The importance of Social Safety Nets to the APEC Process was formalized at the APEC Ministerial Meeting held in Shanghai in 2001. Ministers endorsed a recommendation to establish the Social Safety Net Capacity Building Network. This Network was established to provide a forum for experts， policy makers and practitioners to share experiences and best practices in managing and planning Social Safety Net activities.
APEC Leaders， Ministers and Senior Officials have instructed the Social Safety Net Capacity Building Network to focus its activities on ensuring the trade liberalization efforts to achieve the Bogor goals result in minimal social disruption. In this regard， the Social Safety Net Capacity Building Network is working in collaboration with the Human Resources Development Working Group on the issue of workforce retraining.
At the APEC Ministerial Meeting in Bangkok last year， Ministers commended the initiatives undertaken by APEC on Social Safety Net issues to ensure a more equitable distribution of the benefits brought about by globalization. Ministers noted the value of work undertaken to empower vulnerable people， particularly the jobless， to better manage the impact of the structural change.
Recognition by Leaders and Ministers of the importance of Social Safety Nets reflects development in terms of the expanded scope and their role in the changing circumstances that develop such as a financial crisis. It is a strong indication that all the member economies of APEC have recognized the importance and the need to improve their Social Safety Nets.
The concept of Social Safety Nets in the formulation of public policy has been present in industrialized economies for more than half a century and is now being introduced and adopted in various forms in the developing economies throughout the world.
It is important that Social Safety Nets in APEC， with the current era of globalization that transcends all areas of economic activity， are strengthened beyond the current redistributive role. This would see Social Safety Nets provide greater opportunities for individuals to mitigate risks from unforeseen contingencies and crises that may occur.

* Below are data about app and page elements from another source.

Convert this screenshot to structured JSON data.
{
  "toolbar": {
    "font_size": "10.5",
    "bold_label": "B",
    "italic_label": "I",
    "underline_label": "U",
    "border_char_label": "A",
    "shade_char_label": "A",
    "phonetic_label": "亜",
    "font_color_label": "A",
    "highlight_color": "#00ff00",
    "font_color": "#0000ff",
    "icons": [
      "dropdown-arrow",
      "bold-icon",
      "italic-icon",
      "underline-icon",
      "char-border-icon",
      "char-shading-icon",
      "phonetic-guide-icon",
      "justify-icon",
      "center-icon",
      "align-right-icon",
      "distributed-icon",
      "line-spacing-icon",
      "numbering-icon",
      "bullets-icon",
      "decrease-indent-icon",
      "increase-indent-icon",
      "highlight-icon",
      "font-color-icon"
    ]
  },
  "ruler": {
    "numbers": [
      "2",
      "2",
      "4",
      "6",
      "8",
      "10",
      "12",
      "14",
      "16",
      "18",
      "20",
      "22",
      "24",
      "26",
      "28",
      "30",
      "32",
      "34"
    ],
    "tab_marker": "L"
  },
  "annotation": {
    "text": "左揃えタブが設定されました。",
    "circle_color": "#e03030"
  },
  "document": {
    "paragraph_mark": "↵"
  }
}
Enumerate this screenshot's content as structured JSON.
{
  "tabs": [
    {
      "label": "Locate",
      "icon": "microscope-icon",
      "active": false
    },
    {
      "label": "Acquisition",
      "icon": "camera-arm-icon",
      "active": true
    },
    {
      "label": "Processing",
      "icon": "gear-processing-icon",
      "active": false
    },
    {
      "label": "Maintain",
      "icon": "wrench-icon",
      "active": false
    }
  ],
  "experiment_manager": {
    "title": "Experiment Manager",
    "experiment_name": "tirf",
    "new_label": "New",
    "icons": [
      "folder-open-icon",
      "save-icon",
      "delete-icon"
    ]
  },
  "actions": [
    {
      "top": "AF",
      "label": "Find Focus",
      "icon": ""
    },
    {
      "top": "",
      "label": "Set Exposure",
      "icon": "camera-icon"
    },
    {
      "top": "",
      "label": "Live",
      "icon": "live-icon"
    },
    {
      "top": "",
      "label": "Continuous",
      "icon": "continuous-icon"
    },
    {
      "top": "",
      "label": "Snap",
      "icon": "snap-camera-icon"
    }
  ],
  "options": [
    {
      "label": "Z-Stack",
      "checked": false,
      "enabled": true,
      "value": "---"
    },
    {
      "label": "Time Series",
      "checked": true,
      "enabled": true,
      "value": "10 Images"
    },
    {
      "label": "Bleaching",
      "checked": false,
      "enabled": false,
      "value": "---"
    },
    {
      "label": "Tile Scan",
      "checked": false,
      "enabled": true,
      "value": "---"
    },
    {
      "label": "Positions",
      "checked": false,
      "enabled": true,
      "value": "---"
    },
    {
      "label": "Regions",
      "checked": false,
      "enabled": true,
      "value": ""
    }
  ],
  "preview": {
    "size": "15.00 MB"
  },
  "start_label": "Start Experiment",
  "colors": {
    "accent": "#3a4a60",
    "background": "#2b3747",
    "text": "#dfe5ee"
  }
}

Sustainable Social Safety Nets at the regional level are required for political stability and social cohesion to ensure long-term economic growth and broad-based development.
A report entitled “Social Safety Nets in Response to Crisis： Lessons and Guidelines from Asia and Latin America.” provided findings that participants in the APEC process may well find informative.
The report was an initiative of the United States with the collaboration of the International Monetary Fund， the World Bank， the Asian Development Bank and the Inter-American Development Bank.
The main findings of the Report include：
Social safety nets should be in place before a crisis occurs since they can address the needs of the poor in strong economic times and be adaptable to deal with the effects of crisis；Pre-crisis planning is essential to address the social effects of crises. This includes the availability of reliable and timely information on the poor and frequent evaluation of safety net programs， and Economies should select from a wide range of available instruments depending on their administrative and target populations. The development and maintenance of effective Social Safety Nets is a high priority for the APEC process as we move towards the Bogor goals.
I can assure you that the APEC Secretariat will continue to provide our highest level of support and cooperation to ensure that the work in relation to Social Safety Nets is further enhanced in meeting the objectives and goals of APEC.
Finally， I wish you all the best in your deliberations and look forward to fruitful discussions in the next two days towards a successful conclusion of the Seminar.